A mother has volunteered to give birth to her own grandchild for her daughter, who is unable to fall pregnant.
Sherrie Zammit, 49, who wants to be a surrogate for her 31-year-old daughter Chloe Simmons, told 7News: “My days, I thought, were done and dusted with pregnancies, and never did I expect to be carrying my grandchild, but I’m really excited”.
Simmons underwent a hysterectomy at the age of 21 and had her right ovary and fallopian tubes removed after she was diagnosed with a rare cancer. Her son Isaac, now 10, was a baby at the time and now Simmons desperately wants to have a second child with partner Dimitri Pixomatis.
She said the decision to choose her mother as the surrogate had strengthened the bond between the pair: “It was amazing – I think our bond of mother and daughter got really close”.
Pixomatis is also onboard with the idea, adding, “We’re using Chloe’s eggs, my sperm – and my mother in law is just the oven.”
However, the family has hit a road block, with unforeseen fees involved in legalising the surrogacy and transferring the names on birth certificates. Non-commercial surrogacy in Australia can cost up to $100,000, which Simmons can’t afford.
In 2016, Anastassia Ontou became the oldest surrogate at 67-years-old. She made the decision to carry the child after her daughter, who had seven failed pregnancy attempts, was told she would never be able to give birth.

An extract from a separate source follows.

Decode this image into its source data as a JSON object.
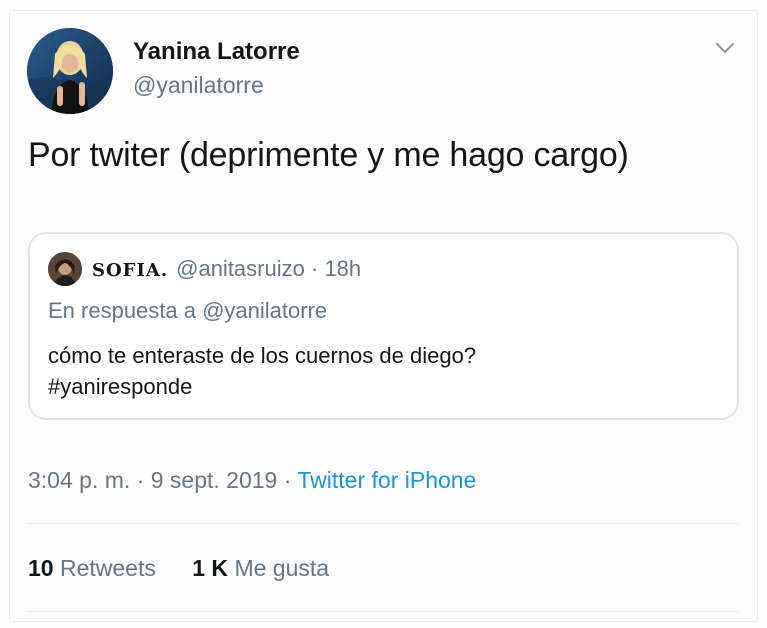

The ability to have children naturally begins to decline from the age of 25. The decline is gradual, but from a woman’s mid-30s it declines rapidly. And the risk to mothers rises as well – a new study published in The Lancet showed that mothers over the age of 35 made up 40 per cent of all maternal deaths.
The increasing trend of having babies later in life is a big change to previous generations. In the 1920s, the most common ages to have babies were between 20 and 29, and that remained the same in until the ’80s. But since then, the age of new mums has been rising, and now the median age for Australian women to give birth is 30.6 years, according to the Australian Bureau of Statistics. However, this is still increasing, with the number of mothers aged 40-44 tripling in the past 30 years.